▼
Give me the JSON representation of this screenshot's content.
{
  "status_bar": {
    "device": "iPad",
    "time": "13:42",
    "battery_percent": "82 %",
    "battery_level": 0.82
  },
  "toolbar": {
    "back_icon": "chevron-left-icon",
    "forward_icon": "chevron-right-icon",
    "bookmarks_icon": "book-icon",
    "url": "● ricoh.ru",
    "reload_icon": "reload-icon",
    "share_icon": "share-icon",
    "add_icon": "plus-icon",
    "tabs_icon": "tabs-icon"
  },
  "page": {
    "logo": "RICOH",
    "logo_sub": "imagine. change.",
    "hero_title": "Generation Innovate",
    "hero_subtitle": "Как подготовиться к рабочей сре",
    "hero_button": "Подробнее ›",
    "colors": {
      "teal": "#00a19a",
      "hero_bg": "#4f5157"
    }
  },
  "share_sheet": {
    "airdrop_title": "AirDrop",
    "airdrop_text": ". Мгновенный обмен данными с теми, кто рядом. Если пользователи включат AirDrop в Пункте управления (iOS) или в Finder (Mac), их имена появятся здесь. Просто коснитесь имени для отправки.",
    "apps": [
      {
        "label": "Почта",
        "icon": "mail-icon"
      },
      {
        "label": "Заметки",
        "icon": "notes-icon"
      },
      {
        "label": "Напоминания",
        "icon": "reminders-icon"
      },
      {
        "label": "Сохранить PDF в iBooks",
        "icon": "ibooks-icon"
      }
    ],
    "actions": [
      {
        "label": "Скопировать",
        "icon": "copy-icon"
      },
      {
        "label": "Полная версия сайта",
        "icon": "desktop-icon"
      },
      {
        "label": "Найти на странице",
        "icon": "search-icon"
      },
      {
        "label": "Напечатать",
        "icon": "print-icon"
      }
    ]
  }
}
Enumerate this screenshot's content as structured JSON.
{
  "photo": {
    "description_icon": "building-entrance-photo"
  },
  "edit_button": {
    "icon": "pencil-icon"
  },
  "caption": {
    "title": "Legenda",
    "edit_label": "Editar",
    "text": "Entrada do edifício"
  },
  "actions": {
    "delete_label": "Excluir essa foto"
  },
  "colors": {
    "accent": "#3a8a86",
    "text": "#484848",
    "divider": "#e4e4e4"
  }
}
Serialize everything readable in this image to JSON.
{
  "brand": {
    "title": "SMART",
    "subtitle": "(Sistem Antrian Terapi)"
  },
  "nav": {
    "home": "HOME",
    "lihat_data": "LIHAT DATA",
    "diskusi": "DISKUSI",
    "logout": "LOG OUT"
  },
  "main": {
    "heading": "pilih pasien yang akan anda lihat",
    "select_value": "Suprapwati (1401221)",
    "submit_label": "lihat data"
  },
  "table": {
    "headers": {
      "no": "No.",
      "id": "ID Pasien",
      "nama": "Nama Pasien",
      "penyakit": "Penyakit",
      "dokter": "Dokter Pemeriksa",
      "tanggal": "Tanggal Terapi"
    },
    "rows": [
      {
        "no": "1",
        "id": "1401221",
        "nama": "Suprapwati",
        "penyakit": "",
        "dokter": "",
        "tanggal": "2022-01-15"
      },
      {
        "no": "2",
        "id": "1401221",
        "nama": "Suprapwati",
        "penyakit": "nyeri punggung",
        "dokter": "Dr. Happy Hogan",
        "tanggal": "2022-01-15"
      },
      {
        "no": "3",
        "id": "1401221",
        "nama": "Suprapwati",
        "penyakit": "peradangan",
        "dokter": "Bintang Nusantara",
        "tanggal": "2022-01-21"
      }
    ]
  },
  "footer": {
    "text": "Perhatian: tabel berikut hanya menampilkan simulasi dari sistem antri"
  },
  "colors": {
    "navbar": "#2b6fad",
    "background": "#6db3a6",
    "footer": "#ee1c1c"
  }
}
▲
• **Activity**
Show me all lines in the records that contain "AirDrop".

• **Your response**
    "airdrop_title": "AirDrop",
    "airdrop_text": ". Мгновенный обмен данными с теми, кто рядом. Если пользователи включат AirDrop в Пункте управления (iOS) или в Finder (Mac), их имена появятся здесь. Просто коснитесь имени для отправки.",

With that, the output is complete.